• [Listed entries]:
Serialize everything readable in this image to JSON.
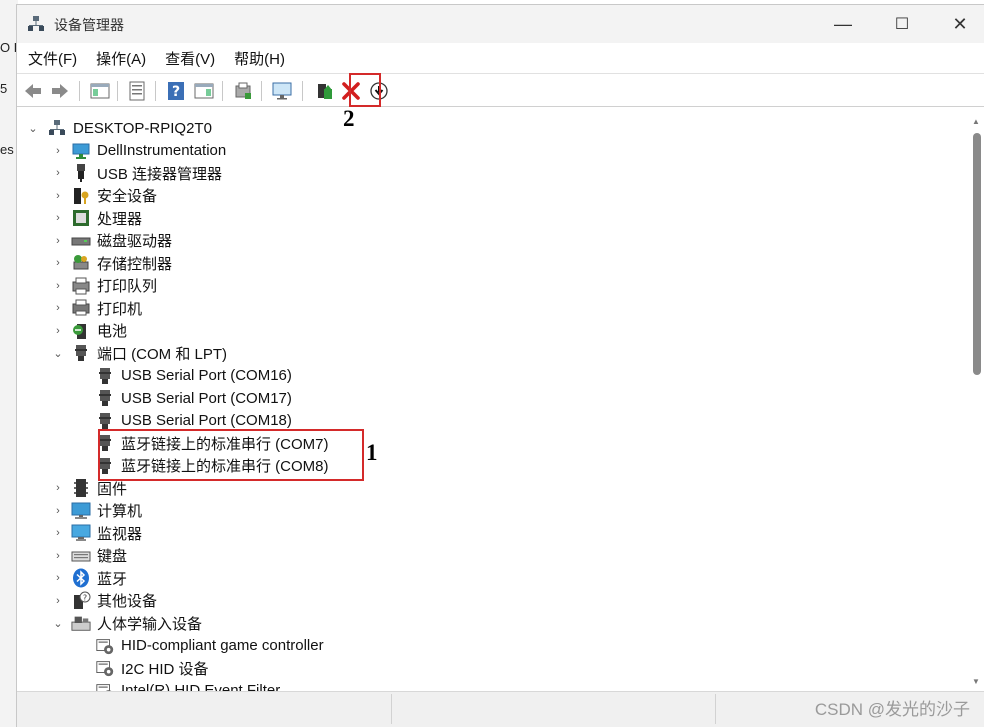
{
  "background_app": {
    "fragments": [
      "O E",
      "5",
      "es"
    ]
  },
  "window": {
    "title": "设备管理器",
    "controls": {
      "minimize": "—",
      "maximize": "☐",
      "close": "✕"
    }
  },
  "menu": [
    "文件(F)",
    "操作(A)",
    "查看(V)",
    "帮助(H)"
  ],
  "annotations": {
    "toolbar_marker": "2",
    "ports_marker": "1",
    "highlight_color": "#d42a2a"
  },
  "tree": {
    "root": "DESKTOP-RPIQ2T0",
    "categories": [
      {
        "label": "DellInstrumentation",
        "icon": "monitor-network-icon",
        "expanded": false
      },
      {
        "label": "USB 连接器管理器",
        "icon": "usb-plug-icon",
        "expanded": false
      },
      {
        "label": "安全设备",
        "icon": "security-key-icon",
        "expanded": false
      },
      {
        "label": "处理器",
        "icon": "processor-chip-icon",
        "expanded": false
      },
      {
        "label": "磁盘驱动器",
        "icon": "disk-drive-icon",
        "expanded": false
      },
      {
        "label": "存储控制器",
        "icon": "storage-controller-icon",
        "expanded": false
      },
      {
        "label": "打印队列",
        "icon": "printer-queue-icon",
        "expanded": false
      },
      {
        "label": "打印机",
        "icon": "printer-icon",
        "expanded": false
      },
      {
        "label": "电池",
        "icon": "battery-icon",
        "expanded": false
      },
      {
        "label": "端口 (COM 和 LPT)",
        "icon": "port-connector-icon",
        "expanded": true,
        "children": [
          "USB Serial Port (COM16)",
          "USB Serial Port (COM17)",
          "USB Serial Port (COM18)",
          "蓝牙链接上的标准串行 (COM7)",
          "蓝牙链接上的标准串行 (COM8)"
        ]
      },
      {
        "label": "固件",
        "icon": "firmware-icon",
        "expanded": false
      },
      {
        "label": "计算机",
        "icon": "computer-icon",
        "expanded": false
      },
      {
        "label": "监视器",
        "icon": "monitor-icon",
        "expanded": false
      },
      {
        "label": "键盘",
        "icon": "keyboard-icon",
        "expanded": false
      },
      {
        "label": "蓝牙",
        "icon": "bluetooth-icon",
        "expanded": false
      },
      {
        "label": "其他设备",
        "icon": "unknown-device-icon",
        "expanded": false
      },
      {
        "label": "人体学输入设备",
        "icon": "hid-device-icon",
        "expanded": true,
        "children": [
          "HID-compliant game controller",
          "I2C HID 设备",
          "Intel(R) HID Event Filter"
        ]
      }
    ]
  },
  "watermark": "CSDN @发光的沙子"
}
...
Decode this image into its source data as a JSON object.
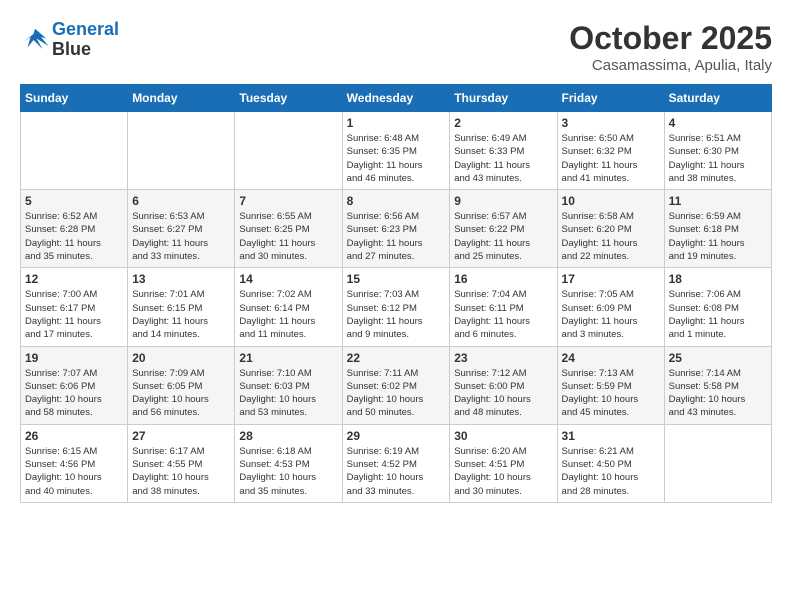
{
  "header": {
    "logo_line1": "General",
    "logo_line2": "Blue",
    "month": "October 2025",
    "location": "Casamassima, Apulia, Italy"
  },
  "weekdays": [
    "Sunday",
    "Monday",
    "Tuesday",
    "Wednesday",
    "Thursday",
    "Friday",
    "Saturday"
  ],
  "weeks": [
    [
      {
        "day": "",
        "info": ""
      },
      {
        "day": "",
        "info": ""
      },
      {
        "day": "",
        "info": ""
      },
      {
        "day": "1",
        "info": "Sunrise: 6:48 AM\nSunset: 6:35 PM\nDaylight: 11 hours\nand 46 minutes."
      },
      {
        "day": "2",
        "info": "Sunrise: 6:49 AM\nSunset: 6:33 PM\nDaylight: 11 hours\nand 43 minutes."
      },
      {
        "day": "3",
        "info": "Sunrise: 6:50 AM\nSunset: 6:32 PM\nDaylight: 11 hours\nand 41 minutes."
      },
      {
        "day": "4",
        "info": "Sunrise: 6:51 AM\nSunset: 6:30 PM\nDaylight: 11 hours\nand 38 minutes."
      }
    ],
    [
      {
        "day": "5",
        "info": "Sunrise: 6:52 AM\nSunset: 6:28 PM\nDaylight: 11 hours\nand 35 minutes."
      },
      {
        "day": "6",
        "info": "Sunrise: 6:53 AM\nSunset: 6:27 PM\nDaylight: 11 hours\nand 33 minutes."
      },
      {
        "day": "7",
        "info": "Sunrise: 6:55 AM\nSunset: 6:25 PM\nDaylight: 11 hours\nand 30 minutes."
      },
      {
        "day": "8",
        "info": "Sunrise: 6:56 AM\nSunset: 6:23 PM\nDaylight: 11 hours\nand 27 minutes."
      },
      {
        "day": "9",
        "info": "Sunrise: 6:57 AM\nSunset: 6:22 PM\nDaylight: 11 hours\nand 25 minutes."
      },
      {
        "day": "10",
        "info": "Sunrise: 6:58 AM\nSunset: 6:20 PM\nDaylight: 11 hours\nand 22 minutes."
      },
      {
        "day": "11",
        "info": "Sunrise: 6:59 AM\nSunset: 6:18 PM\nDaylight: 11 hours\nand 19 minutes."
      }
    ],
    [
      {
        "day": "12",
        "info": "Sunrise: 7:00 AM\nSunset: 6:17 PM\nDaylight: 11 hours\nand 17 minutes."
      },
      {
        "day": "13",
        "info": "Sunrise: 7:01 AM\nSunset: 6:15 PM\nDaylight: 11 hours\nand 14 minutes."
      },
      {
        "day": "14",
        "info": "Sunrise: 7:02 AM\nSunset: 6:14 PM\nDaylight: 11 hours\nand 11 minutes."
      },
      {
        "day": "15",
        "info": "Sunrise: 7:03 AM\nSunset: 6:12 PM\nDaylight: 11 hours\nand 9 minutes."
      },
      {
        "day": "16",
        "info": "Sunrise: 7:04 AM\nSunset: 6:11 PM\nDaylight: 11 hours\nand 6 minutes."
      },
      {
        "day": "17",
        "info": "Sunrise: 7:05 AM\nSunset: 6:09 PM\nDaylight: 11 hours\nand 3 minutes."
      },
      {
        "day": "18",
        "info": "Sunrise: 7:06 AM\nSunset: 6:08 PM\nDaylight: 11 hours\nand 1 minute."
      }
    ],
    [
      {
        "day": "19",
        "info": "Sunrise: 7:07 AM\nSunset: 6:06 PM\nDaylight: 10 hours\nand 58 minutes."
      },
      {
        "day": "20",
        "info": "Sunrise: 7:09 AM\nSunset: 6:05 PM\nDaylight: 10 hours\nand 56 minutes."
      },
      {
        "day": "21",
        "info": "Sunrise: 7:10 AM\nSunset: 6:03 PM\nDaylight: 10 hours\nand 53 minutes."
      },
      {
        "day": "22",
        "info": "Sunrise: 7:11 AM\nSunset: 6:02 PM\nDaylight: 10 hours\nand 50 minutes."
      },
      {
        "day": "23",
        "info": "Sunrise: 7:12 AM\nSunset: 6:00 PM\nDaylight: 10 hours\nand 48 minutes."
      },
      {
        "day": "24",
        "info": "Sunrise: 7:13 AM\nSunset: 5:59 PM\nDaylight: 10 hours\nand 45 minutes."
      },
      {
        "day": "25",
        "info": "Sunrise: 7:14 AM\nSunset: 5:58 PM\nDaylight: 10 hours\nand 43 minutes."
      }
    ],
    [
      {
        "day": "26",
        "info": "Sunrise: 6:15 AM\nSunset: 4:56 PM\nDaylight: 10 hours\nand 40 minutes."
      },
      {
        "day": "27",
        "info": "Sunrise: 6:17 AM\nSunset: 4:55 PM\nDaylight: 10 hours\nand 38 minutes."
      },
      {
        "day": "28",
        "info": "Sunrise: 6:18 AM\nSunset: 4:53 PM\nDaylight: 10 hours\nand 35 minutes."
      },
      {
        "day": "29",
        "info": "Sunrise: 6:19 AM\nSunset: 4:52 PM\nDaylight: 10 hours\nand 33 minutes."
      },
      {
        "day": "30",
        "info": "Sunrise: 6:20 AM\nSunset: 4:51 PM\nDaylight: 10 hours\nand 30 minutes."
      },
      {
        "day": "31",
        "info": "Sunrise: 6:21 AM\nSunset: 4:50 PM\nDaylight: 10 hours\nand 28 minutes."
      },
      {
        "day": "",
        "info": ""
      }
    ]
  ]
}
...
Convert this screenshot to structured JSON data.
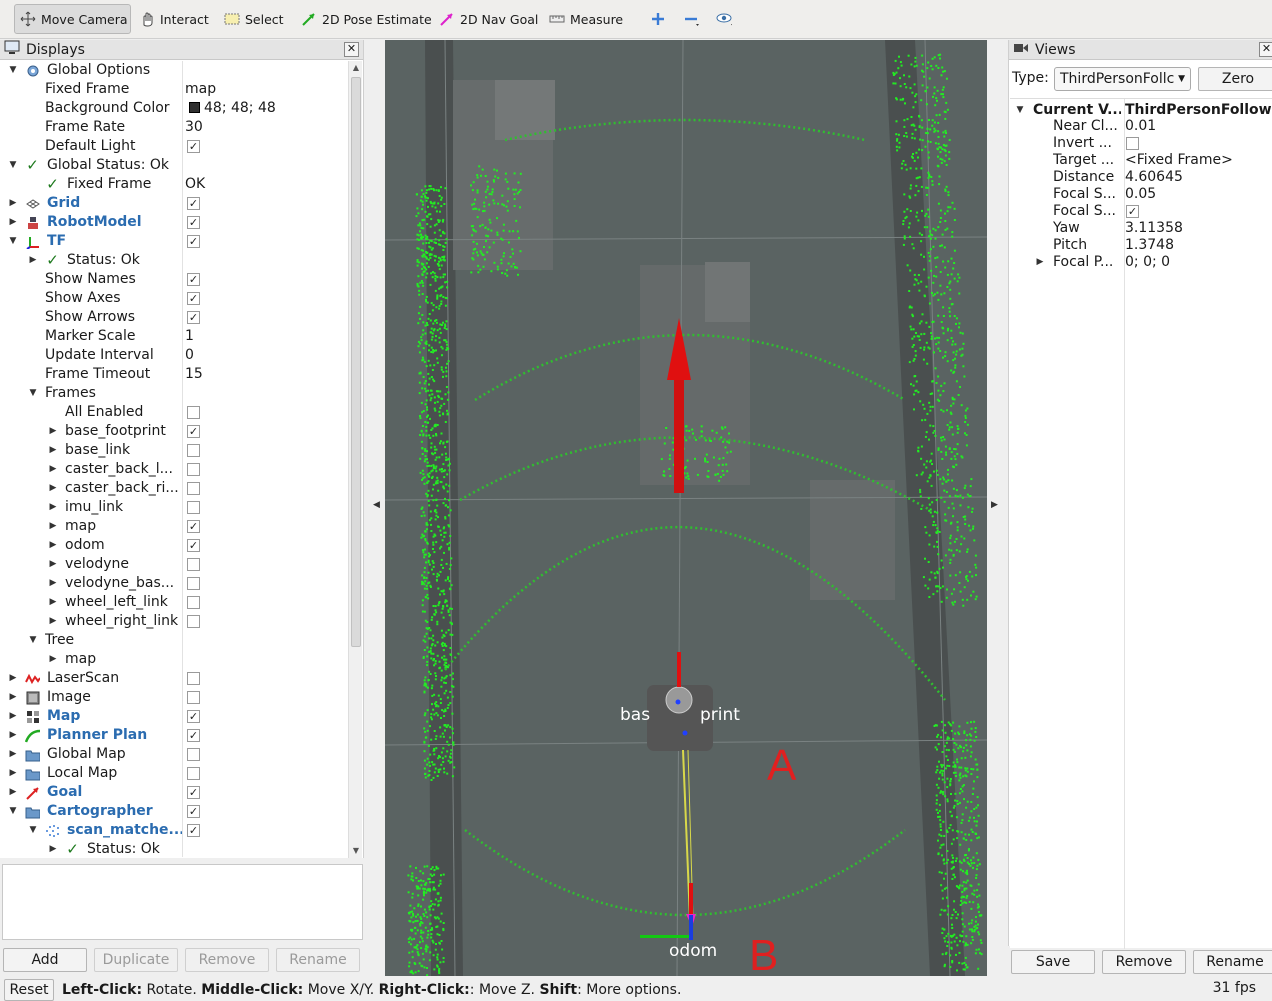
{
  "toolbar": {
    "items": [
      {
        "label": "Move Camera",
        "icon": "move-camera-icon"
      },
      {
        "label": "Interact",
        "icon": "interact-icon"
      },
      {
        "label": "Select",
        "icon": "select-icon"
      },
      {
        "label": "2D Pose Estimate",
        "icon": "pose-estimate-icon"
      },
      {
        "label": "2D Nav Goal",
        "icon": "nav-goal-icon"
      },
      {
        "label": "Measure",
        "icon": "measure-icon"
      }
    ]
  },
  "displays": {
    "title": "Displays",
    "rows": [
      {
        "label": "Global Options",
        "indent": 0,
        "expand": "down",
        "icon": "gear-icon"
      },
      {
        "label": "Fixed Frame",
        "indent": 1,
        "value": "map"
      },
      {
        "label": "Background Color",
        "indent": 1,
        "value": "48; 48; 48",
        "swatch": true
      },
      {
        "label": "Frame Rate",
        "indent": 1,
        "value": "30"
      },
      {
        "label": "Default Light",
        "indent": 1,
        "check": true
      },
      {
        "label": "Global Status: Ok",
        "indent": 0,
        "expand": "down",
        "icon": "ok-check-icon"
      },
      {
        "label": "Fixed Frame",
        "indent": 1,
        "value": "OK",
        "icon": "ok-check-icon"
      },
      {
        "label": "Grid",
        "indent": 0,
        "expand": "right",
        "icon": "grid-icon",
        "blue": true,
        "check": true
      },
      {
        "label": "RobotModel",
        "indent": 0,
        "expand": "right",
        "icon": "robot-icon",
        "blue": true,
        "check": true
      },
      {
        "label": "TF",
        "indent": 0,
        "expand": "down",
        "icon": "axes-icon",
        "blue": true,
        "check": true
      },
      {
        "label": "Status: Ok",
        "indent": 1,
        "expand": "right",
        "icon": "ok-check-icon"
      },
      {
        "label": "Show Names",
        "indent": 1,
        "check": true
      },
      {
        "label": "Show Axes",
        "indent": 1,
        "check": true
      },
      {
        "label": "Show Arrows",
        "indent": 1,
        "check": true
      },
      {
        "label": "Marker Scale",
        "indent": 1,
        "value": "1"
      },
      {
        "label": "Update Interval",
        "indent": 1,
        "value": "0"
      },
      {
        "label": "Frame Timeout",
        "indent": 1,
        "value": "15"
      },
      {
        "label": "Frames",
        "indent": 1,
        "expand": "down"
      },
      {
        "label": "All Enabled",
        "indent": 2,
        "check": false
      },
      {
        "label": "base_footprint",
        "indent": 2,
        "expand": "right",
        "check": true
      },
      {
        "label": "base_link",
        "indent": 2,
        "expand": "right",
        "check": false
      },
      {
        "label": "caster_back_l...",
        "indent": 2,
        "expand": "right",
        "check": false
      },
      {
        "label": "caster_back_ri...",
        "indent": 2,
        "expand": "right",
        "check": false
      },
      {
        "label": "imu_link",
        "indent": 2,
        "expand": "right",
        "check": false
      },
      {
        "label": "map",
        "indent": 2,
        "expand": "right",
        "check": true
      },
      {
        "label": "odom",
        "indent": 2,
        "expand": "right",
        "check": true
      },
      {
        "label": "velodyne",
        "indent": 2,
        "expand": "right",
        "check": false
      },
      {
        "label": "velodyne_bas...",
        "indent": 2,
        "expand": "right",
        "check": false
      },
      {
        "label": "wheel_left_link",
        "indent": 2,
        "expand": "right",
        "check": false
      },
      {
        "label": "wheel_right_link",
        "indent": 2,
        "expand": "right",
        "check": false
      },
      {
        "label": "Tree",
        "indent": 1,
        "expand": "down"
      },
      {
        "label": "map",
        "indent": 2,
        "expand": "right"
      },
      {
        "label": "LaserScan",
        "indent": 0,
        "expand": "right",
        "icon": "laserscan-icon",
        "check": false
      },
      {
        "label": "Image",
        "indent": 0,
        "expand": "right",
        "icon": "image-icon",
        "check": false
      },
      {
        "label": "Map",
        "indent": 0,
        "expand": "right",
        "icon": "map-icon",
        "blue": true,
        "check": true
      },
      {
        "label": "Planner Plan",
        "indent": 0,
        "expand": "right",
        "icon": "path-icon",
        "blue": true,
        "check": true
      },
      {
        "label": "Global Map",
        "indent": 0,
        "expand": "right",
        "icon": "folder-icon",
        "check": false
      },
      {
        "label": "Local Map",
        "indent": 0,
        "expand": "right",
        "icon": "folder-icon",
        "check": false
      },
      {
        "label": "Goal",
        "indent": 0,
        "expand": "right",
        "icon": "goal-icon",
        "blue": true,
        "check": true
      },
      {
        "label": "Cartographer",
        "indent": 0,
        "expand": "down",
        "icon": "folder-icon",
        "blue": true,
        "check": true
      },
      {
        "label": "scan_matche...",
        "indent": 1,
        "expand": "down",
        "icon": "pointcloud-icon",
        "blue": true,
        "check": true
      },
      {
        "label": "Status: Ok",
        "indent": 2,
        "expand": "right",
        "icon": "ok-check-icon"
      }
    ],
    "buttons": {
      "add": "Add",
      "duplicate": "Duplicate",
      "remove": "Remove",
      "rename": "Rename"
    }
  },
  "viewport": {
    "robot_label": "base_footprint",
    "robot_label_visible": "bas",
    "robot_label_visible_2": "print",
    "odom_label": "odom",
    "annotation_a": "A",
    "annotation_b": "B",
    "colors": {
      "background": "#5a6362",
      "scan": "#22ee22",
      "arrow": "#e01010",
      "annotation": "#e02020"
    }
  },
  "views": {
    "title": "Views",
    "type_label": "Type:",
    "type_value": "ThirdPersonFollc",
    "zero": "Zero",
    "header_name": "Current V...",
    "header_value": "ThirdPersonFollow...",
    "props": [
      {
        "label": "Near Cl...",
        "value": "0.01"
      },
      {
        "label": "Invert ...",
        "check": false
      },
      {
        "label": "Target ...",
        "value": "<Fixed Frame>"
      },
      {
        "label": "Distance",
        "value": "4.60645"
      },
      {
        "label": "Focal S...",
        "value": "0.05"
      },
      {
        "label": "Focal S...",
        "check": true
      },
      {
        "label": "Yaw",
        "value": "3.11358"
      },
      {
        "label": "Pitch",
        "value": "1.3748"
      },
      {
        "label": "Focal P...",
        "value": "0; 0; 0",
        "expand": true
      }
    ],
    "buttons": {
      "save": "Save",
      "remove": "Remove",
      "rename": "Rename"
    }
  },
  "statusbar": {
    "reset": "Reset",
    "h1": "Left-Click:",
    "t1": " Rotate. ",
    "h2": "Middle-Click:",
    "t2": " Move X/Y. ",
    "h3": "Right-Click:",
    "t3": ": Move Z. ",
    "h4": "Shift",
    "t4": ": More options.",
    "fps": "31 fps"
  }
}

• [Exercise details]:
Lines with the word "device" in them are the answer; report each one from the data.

• [Exercise solution]:
        "icon": "unknown-device-icon",
        "icon": "hid-device-icon",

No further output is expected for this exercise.